“We would have these crazy things happening, and then the next day these images would disappear,” Hawatmeh said. “I felt like history was getting lost.”

She put her GW thesis to work and started brainstorming ways to save the images—and history. Hawatmeh created a hashtag search system that pulled images off Twitter, but she realized she couldn’t do much because she didn’t own the rights.

Enter, which she co-founded with Nour Chamoun. The business model allows people to upload their images in three minutes or less, and then obtains the rights for distribution. After that, makes those images available for use and compensates the photographer in the process.
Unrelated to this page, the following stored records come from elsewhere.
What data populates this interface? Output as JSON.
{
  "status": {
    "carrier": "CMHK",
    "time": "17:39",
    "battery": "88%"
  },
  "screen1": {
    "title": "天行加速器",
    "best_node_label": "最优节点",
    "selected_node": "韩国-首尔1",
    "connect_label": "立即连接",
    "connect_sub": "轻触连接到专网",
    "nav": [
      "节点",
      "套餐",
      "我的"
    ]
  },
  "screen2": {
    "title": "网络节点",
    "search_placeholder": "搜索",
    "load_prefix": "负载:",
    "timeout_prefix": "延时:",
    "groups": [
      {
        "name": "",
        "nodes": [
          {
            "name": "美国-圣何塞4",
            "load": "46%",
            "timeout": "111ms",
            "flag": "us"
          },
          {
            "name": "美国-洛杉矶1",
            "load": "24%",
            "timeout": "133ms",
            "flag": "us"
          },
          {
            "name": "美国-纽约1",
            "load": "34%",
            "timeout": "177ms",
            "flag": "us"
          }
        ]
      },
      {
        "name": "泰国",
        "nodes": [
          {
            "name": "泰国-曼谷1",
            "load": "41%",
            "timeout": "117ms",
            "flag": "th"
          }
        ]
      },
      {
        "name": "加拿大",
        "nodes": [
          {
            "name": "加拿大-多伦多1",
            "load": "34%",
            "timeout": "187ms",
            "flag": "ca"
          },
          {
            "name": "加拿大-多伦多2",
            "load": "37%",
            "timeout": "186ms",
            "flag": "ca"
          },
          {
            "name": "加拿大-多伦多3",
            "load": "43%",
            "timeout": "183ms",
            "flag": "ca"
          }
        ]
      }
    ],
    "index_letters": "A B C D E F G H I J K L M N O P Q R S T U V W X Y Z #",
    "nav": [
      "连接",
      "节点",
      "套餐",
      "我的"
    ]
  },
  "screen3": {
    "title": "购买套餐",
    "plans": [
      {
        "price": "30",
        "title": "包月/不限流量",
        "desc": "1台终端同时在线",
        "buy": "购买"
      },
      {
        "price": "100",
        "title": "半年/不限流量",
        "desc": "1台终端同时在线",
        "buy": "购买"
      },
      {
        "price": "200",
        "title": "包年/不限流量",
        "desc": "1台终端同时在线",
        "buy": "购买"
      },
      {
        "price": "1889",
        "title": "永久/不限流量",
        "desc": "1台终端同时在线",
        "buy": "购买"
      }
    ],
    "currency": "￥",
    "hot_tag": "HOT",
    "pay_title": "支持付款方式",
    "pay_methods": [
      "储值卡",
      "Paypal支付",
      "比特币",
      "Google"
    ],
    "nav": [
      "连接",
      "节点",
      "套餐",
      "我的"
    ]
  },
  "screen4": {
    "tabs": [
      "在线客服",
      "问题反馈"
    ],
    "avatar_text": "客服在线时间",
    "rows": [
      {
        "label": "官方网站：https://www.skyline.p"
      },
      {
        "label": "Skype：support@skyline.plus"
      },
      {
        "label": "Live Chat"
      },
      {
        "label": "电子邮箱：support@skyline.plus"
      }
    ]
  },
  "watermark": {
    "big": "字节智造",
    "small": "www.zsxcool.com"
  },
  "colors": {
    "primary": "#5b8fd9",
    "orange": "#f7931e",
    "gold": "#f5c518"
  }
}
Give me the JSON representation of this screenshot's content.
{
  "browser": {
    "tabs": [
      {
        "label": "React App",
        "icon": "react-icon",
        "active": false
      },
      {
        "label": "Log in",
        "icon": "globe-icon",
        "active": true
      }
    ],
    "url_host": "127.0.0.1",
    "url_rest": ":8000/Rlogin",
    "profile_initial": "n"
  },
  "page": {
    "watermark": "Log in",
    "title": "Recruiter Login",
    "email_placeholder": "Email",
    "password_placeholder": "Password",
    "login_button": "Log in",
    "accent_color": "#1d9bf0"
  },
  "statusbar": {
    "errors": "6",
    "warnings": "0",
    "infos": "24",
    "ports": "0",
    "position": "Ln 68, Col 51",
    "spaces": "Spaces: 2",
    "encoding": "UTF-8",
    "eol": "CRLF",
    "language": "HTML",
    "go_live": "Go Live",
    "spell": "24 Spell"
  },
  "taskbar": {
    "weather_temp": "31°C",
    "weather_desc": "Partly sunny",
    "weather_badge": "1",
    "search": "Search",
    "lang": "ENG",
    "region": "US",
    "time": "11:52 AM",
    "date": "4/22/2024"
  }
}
Outlets using these images can then contact the artist for more work.

In the theme of staying ahead of the curve, this reimagined way to share stock photography not only preserved history but also laid the foundation for to become a groundbreaking NFT marketplace. An NFT is a unique or irreplaceable asset—such as a digital photograph—that people buy or sell its ownership. As Hawatmeh put it, money that normally would sit in the middle of artist and buyer only goes to the intellectual property holder and whomever they want to share ownership with.

This makes the market more inclusive as everybody with a camera and front-row seat to societal significance can participate.

“I always felt like there was talent everywhere but that people were struggling to get seen or heard, and I wanted to create a place to bring them in,” said Hawatmeh, whose efforts with landed her and Chamoun on the Forbes 30 under 30 list for media in 2020.

"What I remember most about (Hawatmeh) is her dogged determination. In the graduate class, she wasn't afraid to put herself out there and generate discussion."

Dina Khoury, Retired GW Professor

Determined not to let another Arab Spring opportunity slip through, Hawatmeh used to collect images that helped tell the worldwide COVID-19 story. In fact, she and Chamoun just released a book called The Year Time Stopped: The Global Pandemic in Photos that shows how different parts of the world responded to the pandemic. The book also showcases other key global moments since 2020 such as environmental issues and the Black Lives Matter movement.

“With my GW framework, I wanted to make sure I wasn’t leaving a corner of the world behind,” said Hawatmeh, who recently spoke virtually to an Elliott School audience about the book.

That attitude stems from being a person of Middle East background growing up in Missouri post-9/11. With the terrorist attacks and subsequent U.S. invasions of Iraq and Afghanistan taking place during her teenage years, Hawatmeh felt like the narrative portrayed by the media and pop culture put the way people saw her into question.  

She felt like it was her job to explain herself and culture in history classes while fighting stigmatization and advocating on behalf of others.

“Growing up in that pressure was a really big motivator to do something bigger than myself,” Hawatmeh said. “I’ve moved it from a painful experience to using my industry to show how much society can change if we try to help people understand things and what people are going through on a human level through images.”

Her ends for international development and human rights were clear, even if the means weren’t always. That’s why recently retired Professor of International Affairs and History Dina Khoury, who specialized in Middle East studies and taught the graduate class Hawatmeh took at GW, encouraged her thesis even when the impacts of social media weren’t as obvious as they are today.

“What I remember most about her is her dogged determination,” said Khoury, whose role in the thesis was pointing Hawatmeh toward the right sources and helping her frame questions. “Social media was just new at that time, and it’s not that I knew much about it either, but I got educated in the process.

“In the graduate class, she wasn’t afraid to put herself out there and generate discussion.”

Over a decade leader, Hawatmeh continues to do just that. She was out front in realizing how social media would soon make cultural awareness even more important as it connected the world at a torrid pace, and she capitalized by building an inclusive global community.

Hawatmeh always had ambitions of making a difference but never quite knew how to make the biggest impact. It turns out she was just waiting on the right source.